Councillors must make collective judgement on windfarm for sake of democracy
Democracy will have “utterly failed” if councillors agree on Wednesday to adopt the “untenable” position that they cannot make a formal recommendation to Scottish ministers about the Viking Energy project, according to Shetland’s two parliamentarians.
Councillors are due to discuss a report from legal head Jan Riise which suggests that members have an irreconcilable conflict of interest due to their simultaneous role as trustees of Shetland Charitable Trust, which owns 45 per cent of the Viking Energy Partnership, and are therefore unable objectively to debate and comment on the application.
But North Isles MP Alistair Carmichael and Shetland MSP Tavish Scott have both taken issue with the notion that the council’s planning officials should submit a report directly to ministers in Edinburgh, bypassing the elected members.
The only input councillors would then have could be in being invited to take part in a series of informal “hearings” to gather views on all sides, which would then be transcribed and submitted along with the planners’ report.
Mr Scott said it would be an “absolutely extraordinary” stance for councillors to take, particularly at this late stage after the project had been under way for three years. He said in his view the only councillors who should not take part in any vote would be the trio – Bill Manson, Alastair Cooper and Allan Wishart – who are also directors of Viking Energy.
“I would broadly presume that all the other 19 members would be entirely within their democratic responsibilities to debate the matter and give a view on it,” said Mr Scott. “The implication of all councillors saying they cannot sit as democratically-elected members, and have a view on it, is that democracy has utterly failed.”
Mr Carmichael said that while he thought Mr Riise’s analysis of the problem was “faultless”, the proposal coming from that would be “untenable”.
He said: “This is the most important issue to hit Shetland for almost 40 years since the coming of Sullom Voe and for the council not to take a view on it risks rendering them irrelevant. There must be a solution; it’s not easy and it’s not immediately obvious but to say that there is no democratic and accountable decision to be taken here is just not an option.”
Mr Carmichael said he could understand why people might start asking what the point in electing councillors was, adding: “If questions of that sort start to be asked, the damage could be more significant than we realise even at this stage.”
At the weekly media briefing by senior council officials on Tuesday, Mr Riise staunchly defended his report, stating that there would be no chance of a special dispensation being granted for members to take part in a debate because it related to the planning process.
He said the legal basis for his recommendation was section 7 of the councillors’ Code of Conduct which states, among other things, that “you must not act on behalf of, or as an agent for, an applicant for planning permission with the council other than in the course of your professional role which you have registered”.
If councillors are found to have breached the code they can face sanctions by the Standards Commission such as suspension for a year or even disqualification for a period of up to five years.
Executive director of infrastructure Gordon Greenhill suggested that staging four hearings – perhaps in Aith, Brae, Dunrossness and Lerwick – would actually enhance the democratic process by freeing up members to represent their constituents’ views without having to worry about their capacity as a planning authority.

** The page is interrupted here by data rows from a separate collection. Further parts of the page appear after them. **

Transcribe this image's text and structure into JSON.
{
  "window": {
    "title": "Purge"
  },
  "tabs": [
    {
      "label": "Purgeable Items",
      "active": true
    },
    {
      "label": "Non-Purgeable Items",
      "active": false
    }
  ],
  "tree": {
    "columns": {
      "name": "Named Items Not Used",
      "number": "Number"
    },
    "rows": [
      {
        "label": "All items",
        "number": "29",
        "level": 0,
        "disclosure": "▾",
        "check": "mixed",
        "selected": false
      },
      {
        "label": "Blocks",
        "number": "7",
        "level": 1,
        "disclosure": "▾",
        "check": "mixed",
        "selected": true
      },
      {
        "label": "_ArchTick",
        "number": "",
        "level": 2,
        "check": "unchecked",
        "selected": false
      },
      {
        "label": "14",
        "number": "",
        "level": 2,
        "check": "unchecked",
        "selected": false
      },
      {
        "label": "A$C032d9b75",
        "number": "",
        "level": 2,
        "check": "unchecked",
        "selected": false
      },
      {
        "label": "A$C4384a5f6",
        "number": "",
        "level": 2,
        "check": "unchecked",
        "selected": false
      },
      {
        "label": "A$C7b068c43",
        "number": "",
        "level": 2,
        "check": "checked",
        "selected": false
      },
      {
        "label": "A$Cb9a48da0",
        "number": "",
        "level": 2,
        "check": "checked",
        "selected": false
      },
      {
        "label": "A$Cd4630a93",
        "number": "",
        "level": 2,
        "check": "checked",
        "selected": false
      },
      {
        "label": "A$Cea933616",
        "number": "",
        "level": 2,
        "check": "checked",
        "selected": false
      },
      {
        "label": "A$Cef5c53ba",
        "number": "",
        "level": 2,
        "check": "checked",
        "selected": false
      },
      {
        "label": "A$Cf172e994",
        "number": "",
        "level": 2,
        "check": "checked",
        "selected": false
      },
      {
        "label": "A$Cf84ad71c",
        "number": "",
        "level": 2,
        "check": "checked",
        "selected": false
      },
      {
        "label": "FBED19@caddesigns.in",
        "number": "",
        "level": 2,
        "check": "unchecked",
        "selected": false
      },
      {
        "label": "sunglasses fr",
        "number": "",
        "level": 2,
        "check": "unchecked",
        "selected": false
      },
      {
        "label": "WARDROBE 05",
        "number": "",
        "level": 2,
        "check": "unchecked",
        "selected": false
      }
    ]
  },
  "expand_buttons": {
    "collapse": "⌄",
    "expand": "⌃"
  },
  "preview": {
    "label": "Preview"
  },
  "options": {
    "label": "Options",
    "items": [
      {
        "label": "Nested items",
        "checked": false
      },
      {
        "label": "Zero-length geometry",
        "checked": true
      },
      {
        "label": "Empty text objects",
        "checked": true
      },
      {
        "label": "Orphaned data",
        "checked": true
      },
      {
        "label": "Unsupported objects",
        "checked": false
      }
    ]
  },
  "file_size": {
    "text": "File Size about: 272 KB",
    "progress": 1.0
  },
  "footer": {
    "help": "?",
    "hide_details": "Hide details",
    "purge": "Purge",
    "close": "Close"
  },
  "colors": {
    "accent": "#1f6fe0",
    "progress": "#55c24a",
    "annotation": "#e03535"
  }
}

In view of his directorship, Mr Wishart has previously declared an interest and not taken part in charitable trust votes on Viking Energy, but has stated he found the situation whereby councillor-trustees were unable to fulfil their public duty “absurd”, but he said he had no problem with Mr Riise’s suggestion, which he insisted did not inhibit elected members from having their say on the project.
“I can still sit at a hearing and give my views, as can all the other councillors,” he said. “People are not inhibited as individual councillors from saying what they say, but there wouldn’t be a consolidated council decision.”
But Mr Scott suggested that councillors should follow the lead of convener Sandy Cluness, who said recently he believed the windfarm was too big in its current form, in expressing their view one way or the other.
If there was such a gaping democratic deficit, he continued, it would increase the chances of Scottish ministers giving the project the thumbs up, and it may leave many people in Shetland wondering “quite what the point of electing councillors is”.
Mr Scott fears that “if locally-elected members cannot give a view on it, the government will override all the public concern that exists” and said it would serve to make the case for a locally-held public inquiry “unanswerable”.
The convener said he did not see any problem with conflicts of interest and would be happy with having a vote on the issue. “It seems to me the case that the local authority members would have to express a view on something as big as Viking Energy. I would like to be able to represent the views of the folk that represent me.”
Planning board chairman Frank Robertson said he had “kept strictly out of” decisions relating to the project to date and was entirely comfortable with Mr Riise’s suggestion, which if adopted “frees the planning board and allows for a more independent hearing process, which in turn allows members to advocate for their community, be it for a windfarm or be it against it”.